Updated: Apr 9
My name is Lee Franks, and I am an elder law attorney serving the Texas Panhandle area down into the Trans Pecos. My partner, Laura Beth Pleasant, and I work in Medicaid planning, guardianship, disability planning, estate planning, probate, and related areas of law.
I decided to start blogging about what we do, because I have learned that while a fair number of folks have at least some familiarity with estate planning, probate, and even guardianships, almost no one knows anything at all about long term care Medicaid or supplemental needs trusts and disability planning - and those who know anything at all about Medicaid or disability planning mostly have it wrong.
Today, I want to begin a series of posts about supplemental needs trusts, aka special needs trusts or SNTs, primarily because the people who need them the most, people with disabilities and their caregivers, know so little about them and cannot find anyone who does.
First a little background: A trust results from an agreement (almost like a partnership results partnership agreement) between a creator, usually called a trustor, grantor, or settlor, and an administrator, uniformly called a trustee. The trust owns property (similar to the way a partnership does) which the trustee manages, grows, and protects as permitted or directed by the trust agreement. And the trustee distributes property to or for a beneficiary as permitted or directed by the trust agreement.
In short, a trust is created by an agreement between a trustor and a trustee to own property managed by the trustee and distributed by the trustee to or for a beneficiary according to the trust agreement. Within legal limits and some public policy constraints, a trustor and a trustee can create a trust for just about any purpose so long as there is a trustor, trustee, property, terms regarding the use and distribution of the property, and a beneficiary.

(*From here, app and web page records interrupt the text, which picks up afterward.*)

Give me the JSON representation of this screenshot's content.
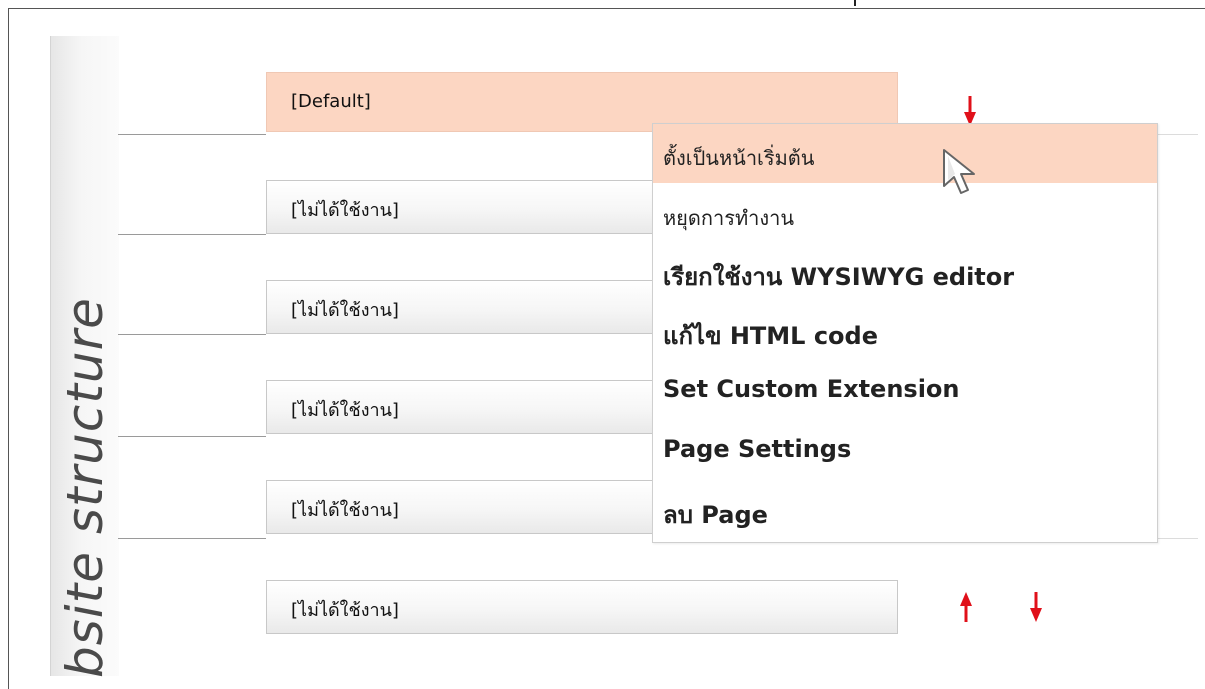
{
  "side_panel": {
    "label": "bsite structure"
  },
  "rows": [
    {
      "label": "[Default]",
      "state": "default"
    },
    {
      "label": "[ไม่ได้ใช้งาน]"
    },
    {
      "label": "[ไม่ได้ใช้งาน]"
    },
    {
      "label": "[ไม่ได้ใช้งาน]"
    },
    {
      "label": "[ไม่ได้ใช้งาน]"
    },
    {
      "label": "[ไม่ได้ใช้งาน]"
    }
  ],
  "context_menu": {
    "items": [
      {
        "label": "ตั้งเป็นหน้าเริ่มต้น",
        "highlighted": true
      },
      {
        "label": "หยุดการทำงาน"
      },
      {
        "label": "เรียกใช้งาน WYSIWYG editor"
      },
      {
        "label": "แก้ไข HTML code"
      },
      {
        "label": "Set Custom Extension"
      },
      {
        "label": "Page Settings"
      },
      {
        "label": "ลบ Page"
      }
    ]
  },
  "icons": {
    "move_up": "arrow-up-icon",
    "move_down": "arrow-down-icon",
    "pointer": "mouse-pointer-icon"
  },
  "colors": {
    "highlight": "#fcd6c2",
    "arrow": "#e0101a",
    "panel_text": "#4a4a4a"
  }
}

Even so, trusts fall into common categories because trustors and trustees often have common purposes, e.g., to avoid taxes or probate, to protect a spendthrift child, to take advantage of particular laws, or to shield property from creditors.
As to SNTs, they exist to own and manage property that the trustee can use to supplement, but not supplant or replace, social security benefits, Medicaid coverage, and other means-tested assistance that may be available to a beneficiary. Property owned by an SNT does not count against a beneficiary’s resource or asset limit for means-tested programs.

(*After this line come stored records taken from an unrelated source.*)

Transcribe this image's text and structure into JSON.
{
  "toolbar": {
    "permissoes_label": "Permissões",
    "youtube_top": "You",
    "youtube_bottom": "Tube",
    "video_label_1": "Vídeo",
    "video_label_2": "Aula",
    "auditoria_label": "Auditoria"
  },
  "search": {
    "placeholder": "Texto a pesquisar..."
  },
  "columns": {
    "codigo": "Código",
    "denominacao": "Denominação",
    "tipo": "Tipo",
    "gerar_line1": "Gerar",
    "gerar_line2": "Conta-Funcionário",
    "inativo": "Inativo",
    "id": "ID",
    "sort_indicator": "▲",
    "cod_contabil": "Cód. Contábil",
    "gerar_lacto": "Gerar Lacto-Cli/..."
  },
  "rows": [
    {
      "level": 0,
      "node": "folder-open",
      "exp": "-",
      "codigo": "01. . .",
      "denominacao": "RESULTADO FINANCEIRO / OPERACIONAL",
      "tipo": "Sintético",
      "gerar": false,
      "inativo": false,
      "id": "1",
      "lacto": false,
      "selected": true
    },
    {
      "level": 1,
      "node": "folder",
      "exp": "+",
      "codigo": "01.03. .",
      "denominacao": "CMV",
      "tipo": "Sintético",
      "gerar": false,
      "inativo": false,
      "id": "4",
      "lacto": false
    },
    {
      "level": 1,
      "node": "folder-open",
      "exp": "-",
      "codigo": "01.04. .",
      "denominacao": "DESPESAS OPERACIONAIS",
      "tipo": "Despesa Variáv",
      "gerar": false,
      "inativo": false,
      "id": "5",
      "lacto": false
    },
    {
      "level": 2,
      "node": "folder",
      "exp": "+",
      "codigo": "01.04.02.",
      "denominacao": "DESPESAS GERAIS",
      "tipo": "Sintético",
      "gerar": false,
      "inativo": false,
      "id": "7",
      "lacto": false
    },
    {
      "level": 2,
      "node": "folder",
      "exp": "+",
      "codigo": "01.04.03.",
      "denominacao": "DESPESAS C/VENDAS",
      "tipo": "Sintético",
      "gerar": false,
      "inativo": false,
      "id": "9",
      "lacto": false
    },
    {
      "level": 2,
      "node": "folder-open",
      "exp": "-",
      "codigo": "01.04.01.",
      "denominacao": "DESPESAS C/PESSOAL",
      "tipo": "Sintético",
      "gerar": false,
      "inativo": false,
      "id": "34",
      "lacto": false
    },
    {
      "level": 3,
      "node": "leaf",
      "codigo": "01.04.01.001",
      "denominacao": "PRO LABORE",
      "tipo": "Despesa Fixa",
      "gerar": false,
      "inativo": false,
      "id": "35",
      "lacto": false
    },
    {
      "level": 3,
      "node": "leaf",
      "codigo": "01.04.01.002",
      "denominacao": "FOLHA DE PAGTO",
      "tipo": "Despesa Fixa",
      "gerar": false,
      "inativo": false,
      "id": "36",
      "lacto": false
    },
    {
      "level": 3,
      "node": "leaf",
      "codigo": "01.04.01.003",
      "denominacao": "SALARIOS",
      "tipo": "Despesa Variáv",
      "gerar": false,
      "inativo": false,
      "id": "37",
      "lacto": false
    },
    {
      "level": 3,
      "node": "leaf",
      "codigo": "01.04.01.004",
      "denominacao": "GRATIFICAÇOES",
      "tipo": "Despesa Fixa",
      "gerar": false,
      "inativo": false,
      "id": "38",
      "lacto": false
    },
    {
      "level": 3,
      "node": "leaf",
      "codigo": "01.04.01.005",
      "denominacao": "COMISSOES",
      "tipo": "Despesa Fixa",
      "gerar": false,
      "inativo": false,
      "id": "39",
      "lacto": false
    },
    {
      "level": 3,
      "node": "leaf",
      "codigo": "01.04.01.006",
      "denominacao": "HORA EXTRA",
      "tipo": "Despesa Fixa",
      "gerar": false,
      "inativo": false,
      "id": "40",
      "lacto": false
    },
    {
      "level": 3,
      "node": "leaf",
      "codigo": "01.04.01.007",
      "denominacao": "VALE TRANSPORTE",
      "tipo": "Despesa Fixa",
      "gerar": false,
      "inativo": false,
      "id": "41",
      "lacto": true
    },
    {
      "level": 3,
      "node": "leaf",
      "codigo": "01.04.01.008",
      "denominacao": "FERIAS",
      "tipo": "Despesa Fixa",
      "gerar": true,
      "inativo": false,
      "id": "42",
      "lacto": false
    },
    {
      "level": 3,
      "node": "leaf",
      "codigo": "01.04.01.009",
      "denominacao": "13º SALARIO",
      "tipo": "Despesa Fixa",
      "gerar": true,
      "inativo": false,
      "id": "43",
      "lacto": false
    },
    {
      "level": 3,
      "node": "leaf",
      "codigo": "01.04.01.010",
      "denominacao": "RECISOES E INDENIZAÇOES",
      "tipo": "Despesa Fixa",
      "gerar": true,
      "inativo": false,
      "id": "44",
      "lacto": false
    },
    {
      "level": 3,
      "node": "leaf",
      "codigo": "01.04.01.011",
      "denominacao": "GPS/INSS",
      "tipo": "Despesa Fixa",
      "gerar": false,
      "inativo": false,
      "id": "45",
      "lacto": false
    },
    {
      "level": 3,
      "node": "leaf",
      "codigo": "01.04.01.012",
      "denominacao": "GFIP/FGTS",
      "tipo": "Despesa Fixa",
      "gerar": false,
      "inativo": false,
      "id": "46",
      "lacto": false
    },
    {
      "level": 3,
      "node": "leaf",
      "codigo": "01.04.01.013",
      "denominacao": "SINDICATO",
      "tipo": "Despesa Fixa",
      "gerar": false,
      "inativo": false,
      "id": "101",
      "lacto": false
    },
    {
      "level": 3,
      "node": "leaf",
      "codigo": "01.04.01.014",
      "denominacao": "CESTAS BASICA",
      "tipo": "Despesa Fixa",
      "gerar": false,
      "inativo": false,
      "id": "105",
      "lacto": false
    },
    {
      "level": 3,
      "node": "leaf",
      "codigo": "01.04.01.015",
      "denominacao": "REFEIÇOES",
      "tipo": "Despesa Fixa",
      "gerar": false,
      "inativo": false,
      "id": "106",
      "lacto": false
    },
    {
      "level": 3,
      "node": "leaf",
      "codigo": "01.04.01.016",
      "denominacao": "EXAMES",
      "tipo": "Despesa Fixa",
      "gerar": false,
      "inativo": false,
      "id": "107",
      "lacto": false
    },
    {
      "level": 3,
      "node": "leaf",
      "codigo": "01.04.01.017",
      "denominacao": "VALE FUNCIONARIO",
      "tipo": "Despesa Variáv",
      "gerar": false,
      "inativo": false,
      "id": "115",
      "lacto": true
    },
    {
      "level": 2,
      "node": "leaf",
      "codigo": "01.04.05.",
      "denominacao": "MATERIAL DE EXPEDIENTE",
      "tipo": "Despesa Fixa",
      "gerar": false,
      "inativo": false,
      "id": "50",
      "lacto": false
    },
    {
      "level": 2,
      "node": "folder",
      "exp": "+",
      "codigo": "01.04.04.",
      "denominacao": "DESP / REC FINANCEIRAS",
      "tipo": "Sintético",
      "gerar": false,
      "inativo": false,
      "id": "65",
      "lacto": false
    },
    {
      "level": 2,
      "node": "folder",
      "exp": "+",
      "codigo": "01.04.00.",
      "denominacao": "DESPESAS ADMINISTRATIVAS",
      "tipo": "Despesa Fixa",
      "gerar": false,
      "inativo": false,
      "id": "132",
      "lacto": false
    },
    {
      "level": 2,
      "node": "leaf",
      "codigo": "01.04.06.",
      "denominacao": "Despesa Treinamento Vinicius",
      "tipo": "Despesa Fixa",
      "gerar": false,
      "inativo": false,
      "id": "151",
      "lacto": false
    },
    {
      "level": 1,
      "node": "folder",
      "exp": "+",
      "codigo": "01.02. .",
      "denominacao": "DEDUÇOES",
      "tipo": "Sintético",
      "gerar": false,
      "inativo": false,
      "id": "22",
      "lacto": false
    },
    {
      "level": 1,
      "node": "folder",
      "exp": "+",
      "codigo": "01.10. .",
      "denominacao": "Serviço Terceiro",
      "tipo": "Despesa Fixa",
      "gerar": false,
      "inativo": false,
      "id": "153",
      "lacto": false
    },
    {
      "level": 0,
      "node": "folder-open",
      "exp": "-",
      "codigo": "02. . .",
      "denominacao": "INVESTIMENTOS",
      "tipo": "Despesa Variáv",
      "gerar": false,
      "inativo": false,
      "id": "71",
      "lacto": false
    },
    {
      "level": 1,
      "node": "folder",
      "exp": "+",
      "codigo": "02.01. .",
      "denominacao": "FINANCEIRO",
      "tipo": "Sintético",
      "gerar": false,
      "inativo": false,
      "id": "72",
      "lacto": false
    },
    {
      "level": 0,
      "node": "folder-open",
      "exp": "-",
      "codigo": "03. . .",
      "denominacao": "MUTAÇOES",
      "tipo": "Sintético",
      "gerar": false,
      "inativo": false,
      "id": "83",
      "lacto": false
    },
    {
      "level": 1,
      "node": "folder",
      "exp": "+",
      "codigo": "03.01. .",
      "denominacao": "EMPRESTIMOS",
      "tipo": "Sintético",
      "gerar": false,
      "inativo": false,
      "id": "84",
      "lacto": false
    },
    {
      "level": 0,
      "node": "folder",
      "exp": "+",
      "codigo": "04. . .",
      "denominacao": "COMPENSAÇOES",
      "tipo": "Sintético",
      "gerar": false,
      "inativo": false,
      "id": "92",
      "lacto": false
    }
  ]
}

SNTs come in two types, and the source of the property to fund the SNT determines the type. If the property originally belonged to the beneficiary AND the beneficiary has not reached the age of 65, the beneficiary may put his or her own property into a “self-settled supplemental needs trust” under 42 USC 1396p(d)(4)(A). You may see why some folks refer to them as d4A trusts. Critically, d4A trusts must contain a provision, often called a “claw back provision” repaying the state or states, if more than one, for products and services rendered through certain state or state administered programs.
The other SNT type involves other people’s money or property and requires no claw back provision. Referred to generally as “third party supplemental needs trusts,” the property may come from anyone other than the beneficiary. Aside from granting the trustee absolute discretion to distribute any amount or none at all for or to the beneficiary and foreclosing any interference or control by the beneficiary, third party SNTs have few standardized provisions.

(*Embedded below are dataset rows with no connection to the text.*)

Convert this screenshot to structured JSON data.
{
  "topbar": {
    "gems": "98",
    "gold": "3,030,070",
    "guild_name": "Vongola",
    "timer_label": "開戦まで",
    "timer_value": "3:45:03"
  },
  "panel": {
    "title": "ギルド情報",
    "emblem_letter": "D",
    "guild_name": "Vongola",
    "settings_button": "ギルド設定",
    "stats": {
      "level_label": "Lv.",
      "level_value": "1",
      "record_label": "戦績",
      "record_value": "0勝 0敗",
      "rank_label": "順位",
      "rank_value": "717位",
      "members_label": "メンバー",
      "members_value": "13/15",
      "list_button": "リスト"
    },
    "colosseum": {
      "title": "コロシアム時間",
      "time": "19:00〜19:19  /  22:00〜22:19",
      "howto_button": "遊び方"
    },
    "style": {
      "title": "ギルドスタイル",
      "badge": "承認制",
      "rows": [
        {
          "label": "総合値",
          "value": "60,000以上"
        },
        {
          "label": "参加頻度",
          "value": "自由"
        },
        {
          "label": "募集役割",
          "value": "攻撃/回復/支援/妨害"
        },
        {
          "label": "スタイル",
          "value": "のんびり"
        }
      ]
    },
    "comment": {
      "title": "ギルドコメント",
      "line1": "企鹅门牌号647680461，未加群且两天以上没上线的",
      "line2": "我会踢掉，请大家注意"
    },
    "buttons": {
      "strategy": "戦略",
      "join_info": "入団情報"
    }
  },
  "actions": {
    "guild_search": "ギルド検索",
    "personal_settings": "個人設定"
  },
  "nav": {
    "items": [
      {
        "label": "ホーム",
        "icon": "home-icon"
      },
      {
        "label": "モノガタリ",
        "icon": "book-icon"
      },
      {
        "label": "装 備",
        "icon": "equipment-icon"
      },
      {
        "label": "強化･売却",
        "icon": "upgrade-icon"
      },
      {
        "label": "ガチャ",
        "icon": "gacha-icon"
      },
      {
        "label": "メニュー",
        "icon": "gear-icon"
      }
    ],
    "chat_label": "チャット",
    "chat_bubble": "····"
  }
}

That’s all for today, but for the disclaimer:
All information presented here is educational and does not constitute advice or endorsement of any particular course of action. Complex information is presented here in summary form which necessarily represses multiple details and nuances. And, you are not my client until I agree to represent you, in what capacity that representation will occur, and the scope of the representation will be.